After the news last week that UM staffer Will Chapman was recovering from a transplant operation, the agency’s boss Mat Baxter has written an open letter to the industry.
All too often our industry is at war with itself. We argue tirelessly. We relentlessly undercut one another. And worse still, there is nastiness and bullying on our industry websites that puts other “professions” to shame.
So, in a business best characterised by its divisiveness and infighting, the times when we unite are rare and pretty special.
There was one such moment recently when the industry came together to help a staff member of ours, Will Chapman. At only 20 years old, Will was in desperate need of a double lung and heart transplant. His doctors had placed him on the donor organ waiting list but things looked bleak – the list is long, and in Australia we have some of the lowest rates of organ donation in the world. Will was told that without a suitable organ donor, he would be dead by Christmas.
Despite the seemingly hopeless situation that confronted him, Will refused to give up. With his health deteriorating, to the extent that he needed an oxygen tank to help him breathe, he set about creating his own campaign to educate us all about organ donation. He bravely and selflessly used his own story to bring a human face to the thousands of Australians on waiting lists and encouraged us all to talk to our families and friends about our organ donation wishes. That’s because, in Australia, even if you choose to be an organ donor by ticking a box or completing a form it’s ultimately your family that has the final say.
Will’s remarkable campaign was embraced in a way that restored my faith in our industry. Our staff rallied around him and you did too. People organised fundraising events and held charity auctions. Every major media owner in the country donated space and ran his campaign. Yes, every single one.
Together, we got Australians talking about organ donation. It was in the news and on Facebook walls. People tweeted about it. The campaign was seen at bus stops and on billboards. My parents saw it at the movies, my sister read about it in her favourite magazine. My friends knew all about it too.
In six short weeks the media donated a whopping $1.2 million of space to Will’s campaign. Simply amazing.
In our busy lives, it’s easy to forget how enormously influential we can be when we work together. Everyday our respective businesses persuade people to change their opinions and behaviour. We wield immense power and with it can transform lives and genuinely change the world.
Just over a week ago, Will Chapman – against the odds – received his double lung and heart transplant. He received the most precious gift of all – life itself.
An anonymous stranger gave him this remarkable gift and an amazing family honoured their loved ones wish to give life in death. Will Chapman will never get to know or thank his donor. He will also never know whether the incredible strength and courage he found to create his campaign, together with the support of our industry, helped influence his donor or their family.

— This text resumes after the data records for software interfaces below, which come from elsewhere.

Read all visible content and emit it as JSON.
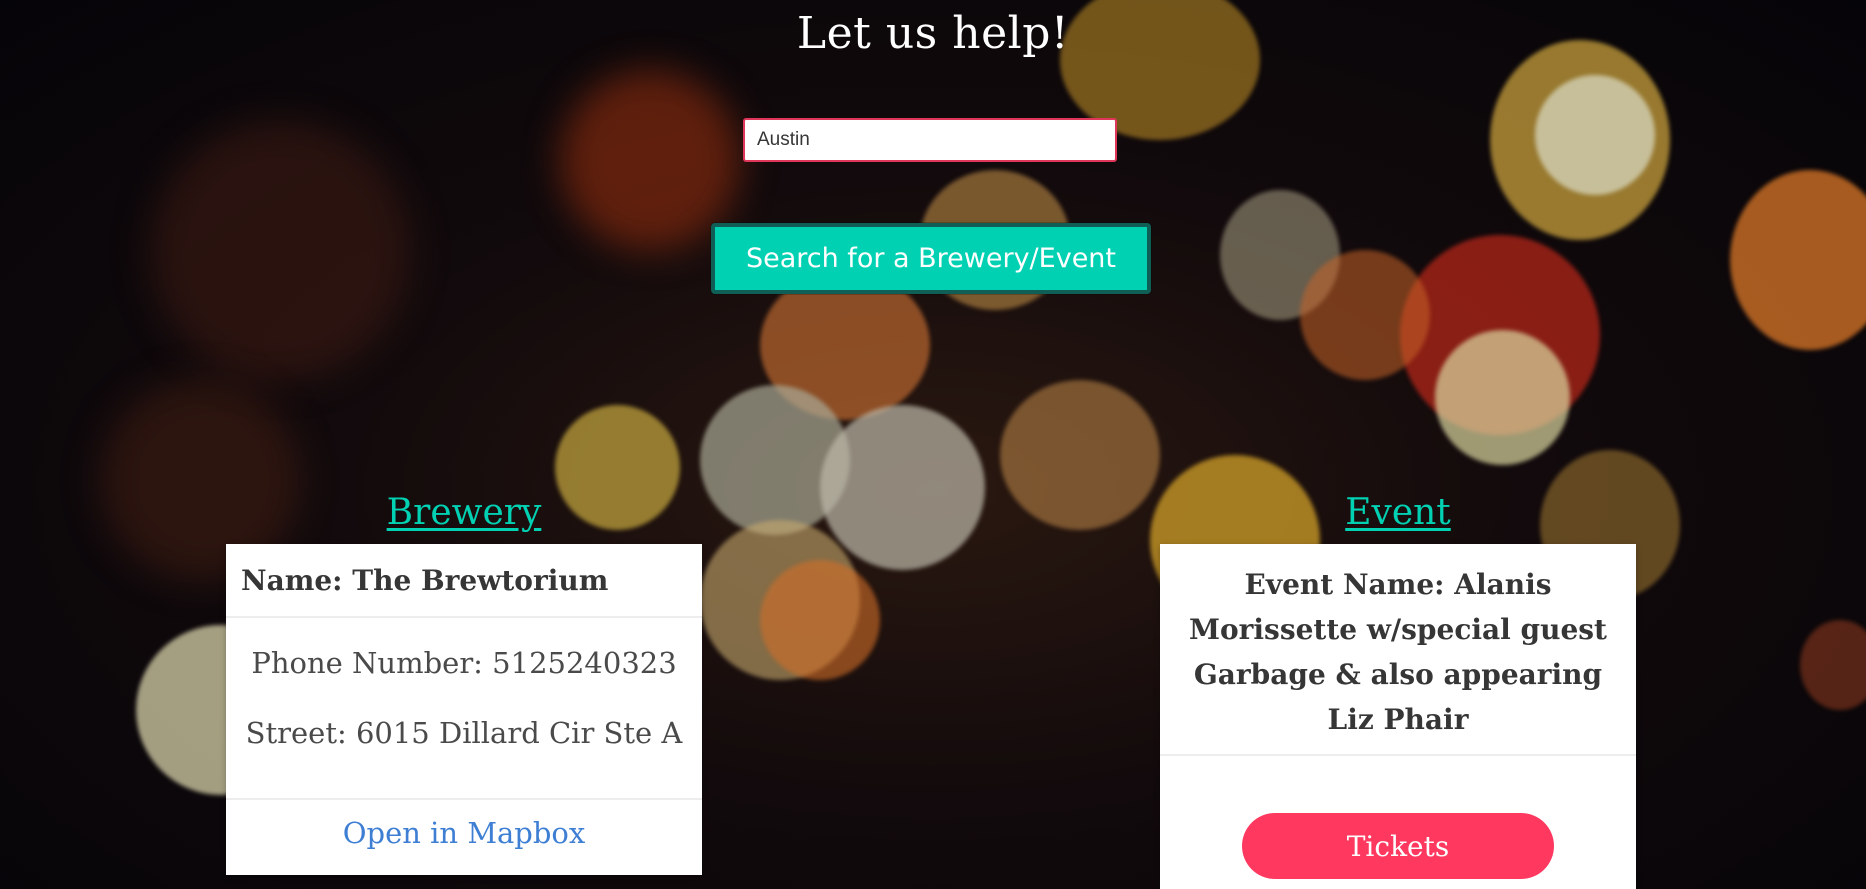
{
  "page": {
    "title": "Let us help!"
  },
  "search": {
    "value": "Austin",
    "button_label": "Search for a Brewery/Event"
  },
  "brewery": {
    "heading": "Brewery",
    "name": "Name: The Brewtorium",
    "phone": "Phone Number: 5125240323",
    "street": "Street: 6015 Dillard Cir Ste A",
    "map_link": "Open in Mapbox"
  },
  "event": {
    "heading": "Event",
    "name": "Event Name: Alanis Morissette w/special guest Garbage & also appearing Liz Phair",
    "tickets_label": "Tickets"
  },
  "colors": {
    "accent": "#00d1b2",
    "danger": "#ff3860",
    "link": "#3e7fd4"
  }
}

I like to think it did. I hope you do too.
There’s one thing I know for certain. The world’s a better place with the wonderful Will in it.
Mat Baxter is CEO of media agency UM